▶ [THE TASK]
Among the records, which lines include "CRCL"? List them.

*** Opening RECORDS FOR THIS TASK ***

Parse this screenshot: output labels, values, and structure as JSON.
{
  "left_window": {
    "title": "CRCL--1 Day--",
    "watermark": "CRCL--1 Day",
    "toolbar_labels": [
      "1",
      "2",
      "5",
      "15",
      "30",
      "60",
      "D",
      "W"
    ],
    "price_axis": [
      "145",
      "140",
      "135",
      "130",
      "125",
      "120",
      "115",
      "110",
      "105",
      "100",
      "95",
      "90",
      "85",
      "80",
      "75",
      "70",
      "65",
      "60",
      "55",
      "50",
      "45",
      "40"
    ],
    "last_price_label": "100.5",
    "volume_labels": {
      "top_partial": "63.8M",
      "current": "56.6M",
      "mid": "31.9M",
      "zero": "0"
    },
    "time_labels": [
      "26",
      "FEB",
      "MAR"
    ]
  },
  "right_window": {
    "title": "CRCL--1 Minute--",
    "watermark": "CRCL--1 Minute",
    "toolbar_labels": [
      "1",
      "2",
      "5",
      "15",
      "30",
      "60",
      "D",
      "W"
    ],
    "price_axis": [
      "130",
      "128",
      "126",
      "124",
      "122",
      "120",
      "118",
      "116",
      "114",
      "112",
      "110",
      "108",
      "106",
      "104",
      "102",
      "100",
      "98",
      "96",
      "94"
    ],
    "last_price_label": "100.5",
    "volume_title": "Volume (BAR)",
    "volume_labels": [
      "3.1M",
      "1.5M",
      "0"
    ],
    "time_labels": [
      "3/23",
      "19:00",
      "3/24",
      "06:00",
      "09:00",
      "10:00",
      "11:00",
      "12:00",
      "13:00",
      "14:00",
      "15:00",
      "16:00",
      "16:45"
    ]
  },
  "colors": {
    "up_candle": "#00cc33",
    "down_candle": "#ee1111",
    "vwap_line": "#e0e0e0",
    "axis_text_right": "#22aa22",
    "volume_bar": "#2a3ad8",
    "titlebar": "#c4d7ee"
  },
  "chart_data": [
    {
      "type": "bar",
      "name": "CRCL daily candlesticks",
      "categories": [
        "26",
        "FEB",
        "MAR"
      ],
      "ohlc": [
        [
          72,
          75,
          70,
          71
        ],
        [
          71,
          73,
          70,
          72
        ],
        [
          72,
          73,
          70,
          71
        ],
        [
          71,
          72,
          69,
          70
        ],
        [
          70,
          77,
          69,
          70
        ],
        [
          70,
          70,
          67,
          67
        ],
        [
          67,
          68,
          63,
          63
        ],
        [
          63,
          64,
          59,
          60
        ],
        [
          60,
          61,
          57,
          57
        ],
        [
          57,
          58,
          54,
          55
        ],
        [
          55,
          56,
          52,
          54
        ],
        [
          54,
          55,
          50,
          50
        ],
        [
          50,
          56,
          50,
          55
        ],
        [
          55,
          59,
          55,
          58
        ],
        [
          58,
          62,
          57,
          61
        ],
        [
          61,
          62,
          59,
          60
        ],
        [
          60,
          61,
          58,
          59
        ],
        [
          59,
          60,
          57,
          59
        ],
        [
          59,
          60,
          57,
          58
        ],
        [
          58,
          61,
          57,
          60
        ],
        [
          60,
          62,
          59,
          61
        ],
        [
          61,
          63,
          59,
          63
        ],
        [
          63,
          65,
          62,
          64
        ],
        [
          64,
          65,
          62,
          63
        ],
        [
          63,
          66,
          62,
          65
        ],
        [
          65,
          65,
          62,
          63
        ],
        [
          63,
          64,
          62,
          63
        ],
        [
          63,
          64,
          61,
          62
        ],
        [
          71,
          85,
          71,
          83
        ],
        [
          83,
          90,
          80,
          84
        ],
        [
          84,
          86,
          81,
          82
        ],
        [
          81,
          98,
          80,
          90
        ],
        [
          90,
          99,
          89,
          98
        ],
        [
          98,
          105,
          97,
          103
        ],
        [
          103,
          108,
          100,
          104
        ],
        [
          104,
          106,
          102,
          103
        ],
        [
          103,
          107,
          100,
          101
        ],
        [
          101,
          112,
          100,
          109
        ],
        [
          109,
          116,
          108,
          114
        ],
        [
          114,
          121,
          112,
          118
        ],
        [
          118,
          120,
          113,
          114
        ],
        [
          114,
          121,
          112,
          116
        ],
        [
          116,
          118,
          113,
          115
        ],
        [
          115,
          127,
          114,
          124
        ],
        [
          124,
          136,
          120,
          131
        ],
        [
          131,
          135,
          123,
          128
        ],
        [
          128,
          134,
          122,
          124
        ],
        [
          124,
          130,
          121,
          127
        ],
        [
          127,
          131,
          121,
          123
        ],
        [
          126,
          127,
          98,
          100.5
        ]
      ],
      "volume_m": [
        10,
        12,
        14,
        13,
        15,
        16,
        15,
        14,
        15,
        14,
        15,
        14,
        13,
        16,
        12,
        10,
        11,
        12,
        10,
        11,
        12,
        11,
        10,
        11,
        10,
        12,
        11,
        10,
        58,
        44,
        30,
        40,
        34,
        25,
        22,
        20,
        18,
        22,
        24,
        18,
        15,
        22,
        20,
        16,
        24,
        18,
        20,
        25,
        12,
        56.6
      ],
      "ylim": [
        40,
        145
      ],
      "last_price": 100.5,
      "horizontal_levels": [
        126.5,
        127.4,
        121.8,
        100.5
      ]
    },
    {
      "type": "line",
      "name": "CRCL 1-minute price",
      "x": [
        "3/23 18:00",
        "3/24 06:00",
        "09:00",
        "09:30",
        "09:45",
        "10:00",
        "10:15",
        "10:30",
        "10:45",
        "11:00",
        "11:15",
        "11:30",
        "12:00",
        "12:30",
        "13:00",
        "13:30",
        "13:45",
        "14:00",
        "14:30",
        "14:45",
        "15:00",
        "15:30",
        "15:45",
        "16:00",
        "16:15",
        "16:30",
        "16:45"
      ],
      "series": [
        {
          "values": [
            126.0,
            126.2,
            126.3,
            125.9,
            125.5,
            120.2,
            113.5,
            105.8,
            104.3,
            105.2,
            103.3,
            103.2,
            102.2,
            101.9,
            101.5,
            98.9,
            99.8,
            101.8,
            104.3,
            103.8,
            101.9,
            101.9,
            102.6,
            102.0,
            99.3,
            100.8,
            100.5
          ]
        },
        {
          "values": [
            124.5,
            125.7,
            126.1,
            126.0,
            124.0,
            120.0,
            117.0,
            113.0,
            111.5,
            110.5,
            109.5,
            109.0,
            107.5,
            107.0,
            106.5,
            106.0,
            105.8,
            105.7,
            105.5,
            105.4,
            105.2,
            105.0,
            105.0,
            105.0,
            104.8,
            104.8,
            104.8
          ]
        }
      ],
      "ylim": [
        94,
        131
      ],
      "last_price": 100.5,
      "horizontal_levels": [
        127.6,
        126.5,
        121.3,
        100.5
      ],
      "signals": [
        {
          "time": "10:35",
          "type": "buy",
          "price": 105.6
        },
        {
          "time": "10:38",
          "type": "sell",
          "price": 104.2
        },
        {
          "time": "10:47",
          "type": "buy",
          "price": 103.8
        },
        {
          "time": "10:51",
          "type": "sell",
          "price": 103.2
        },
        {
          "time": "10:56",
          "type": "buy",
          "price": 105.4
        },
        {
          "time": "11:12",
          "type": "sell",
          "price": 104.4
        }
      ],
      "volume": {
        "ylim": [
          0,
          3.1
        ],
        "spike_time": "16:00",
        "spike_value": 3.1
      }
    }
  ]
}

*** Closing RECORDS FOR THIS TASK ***

▶ [EXERCISE ANSWER]
    "title": "CRCL--1 Day--",
    "watermark": "CRCL--1 Day",
    "title": "CRCL--1 Minute--",
    "watermark": "CRCL--1 Minute",
      "name": "CRCL daily candlesticks",
      "name": "CRCL 1-minute price",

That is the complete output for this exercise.